CBC workplace harassment focus of attention again


CBC workplace issues are in the spotlight again this week, with one former executive suing the broadcaster for wrongful dismissal and other employees alleging more workplace harassment.

Todd Spencer is suing the public broadcaster for $700,000 in relation to his firing, which came after the Jian Ghomeshi scandal.

And on Thursday Canadaland — headed by a journalist Jesse Brown — who played a key role in breaking the Ghomeshi sex assault allegations — reported allegations of workplace harassment at other CBC shows.

The two events raise the possibility that the public broadcaster has not dealt with problems in its workplace culture as effectively as it has claimed to have done since Ghomeshi’s firing from his role as host of the Q radio show in 2014.

A CBC independent inquiry found in 2015 that its workplace didn’t adequately provide employees a workplace free of “disrespectful and abusive behaviour.” The broadcaster announced the firing of Spencer and another senior executive the same day the independent report was released, and has since stated that the issues found in the report have been dealt with.

16-hour work days

The Canadaland article stated that more than a dozen CBC employees have told the online news outlet of current or past incidents of workplace harassment at CBC Radio One, CBC TV Sports and CBC human resources.
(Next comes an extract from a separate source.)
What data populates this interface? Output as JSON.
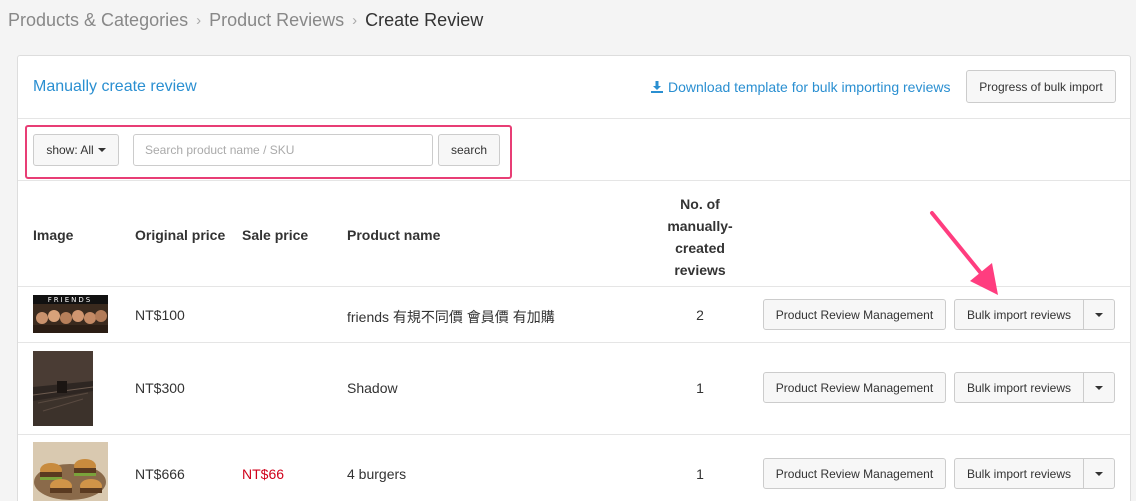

The new allegations counter the CBC’s assertions that workplace harassment is being dealt with proactively at the broadcaster, Canadaland reports.

Producers for the radio show As It Happens approached the Canadian Media Guild with allegations of workplace complaints, beginning this past winter, according to emails Canadaland obtained. The complaints as listed in the emails include racist and sexist attitudes, verbal abuse and intimidation. No official union grievances were filed and the CBC has denied the allegations.

Three former television contractors told Canadaland that working for the broadcaster during its coverage of the Pan Am Games in summer 2015 involved 16-hour days with no breaks, lack of access to proper food and water while working, and an instance of verbal abuse that resulted in a formal apology.

Spencer claims unfair firing

At the time of his firing, Spencer was CBC’s executive director of human resources and industrial relations. He led the first internal investigation into Ghomeshi’s actions while he was an employee, beginning in June 2014 when two Q journalists inquired about the situation.

In his lawsuit, filed in Ontario Superior Court in March, Spencer accused CBC of publicly shaming and sacrificing him for political reasons. The suit claims that the broadcaster fabricated reasons to fire him in order to avoid the optics of paying him severance amid the fallout of the Ghomeshi allegations.

In the statement of claim Spencer says that the CBC’s “harsh, vindictive, reprehensible and malicious or highhanded” conduct “must not be condoned by the court especially given the CBC’s stature as Canada’s public broadcaster.”

In a statement of defence, CBC said that Spencer only purported to investigate the claims against Ghomeshi, mislead the broadcaster about what he knew and did not pursue allegations two employees made about the radio host’s workplace behaviour.

None of the allegations have yet been proven in court.

The CBC referred to its statement of defence and declined to comment on the case to Yahoo Canada News.

With files from The Canadian Press